Peter A van Dam 1 2Yannick Verhoeven 3 4Xuan B Trinh 3 4

Adv Exp Med Biol doi: 10.1007/978-3-030-50224-9_3.

Abstract

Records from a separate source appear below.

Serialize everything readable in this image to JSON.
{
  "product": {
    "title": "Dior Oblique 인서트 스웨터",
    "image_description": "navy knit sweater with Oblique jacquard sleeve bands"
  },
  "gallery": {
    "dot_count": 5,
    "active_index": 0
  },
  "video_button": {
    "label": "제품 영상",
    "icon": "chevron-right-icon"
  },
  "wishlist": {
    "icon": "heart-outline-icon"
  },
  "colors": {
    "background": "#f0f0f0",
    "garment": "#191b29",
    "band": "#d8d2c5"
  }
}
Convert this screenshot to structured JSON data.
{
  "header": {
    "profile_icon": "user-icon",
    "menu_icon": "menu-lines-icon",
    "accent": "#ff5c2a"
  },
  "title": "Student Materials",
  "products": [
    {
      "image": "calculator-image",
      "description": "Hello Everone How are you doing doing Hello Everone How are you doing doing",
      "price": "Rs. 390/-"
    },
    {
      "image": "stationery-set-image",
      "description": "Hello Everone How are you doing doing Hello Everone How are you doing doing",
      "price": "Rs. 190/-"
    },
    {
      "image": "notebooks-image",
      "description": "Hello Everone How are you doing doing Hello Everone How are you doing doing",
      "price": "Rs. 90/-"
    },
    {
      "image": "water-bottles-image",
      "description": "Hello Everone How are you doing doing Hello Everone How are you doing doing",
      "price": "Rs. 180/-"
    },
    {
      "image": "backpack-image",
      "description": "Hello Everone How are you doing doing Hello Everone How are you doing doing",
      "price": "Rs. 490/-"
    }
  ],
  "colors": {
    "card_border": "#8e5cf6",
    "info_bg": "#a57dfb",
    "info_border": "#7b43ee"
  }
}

RANK ligand (RANKL) is a member of the tumor necrosis factor alpha superfamily of cytokines. It is the only known ligand binding to a membrane receptor named receptor activator of nuclear factor-kappa B (RANK), thereby triggering recruitment of TNF receptor-associated factor (TRAF) adaptor proteins and activation of downstream pathways. RANK/RANKL signaling is controlled by a decoy receptor, osteoprotegerin (OPG), but also has additional more complex levels of regulation. It is crucial for the differentiation of bone-resorbing osteoclasts and is deregulated in disease processes such as osteoporosis and cancer bone metastasis. Cells expressing RANK and RANKL are commonly found in the tumor environment. In many tumor types, the RANK/RANKL pathway is overexpressed, and this is in most cases correlated with poor prognosis. RANK signaling plays an important role in the innate and adaptive immune response, generates regulatory T (Treg) cells, and increases the production of cytokines. It is also involved in chemo resistance in vitro. Recent evidence suggests that RANKL blockade improves the efficacy of anti-CTLA-4 antibodies against solid tumors and experimental metastasis. Therefore, there is increasing interest to use RANKL inhibition as an immunomodulatory strategy in an attempt to make immune-resistant tumor responsive to immune therapy.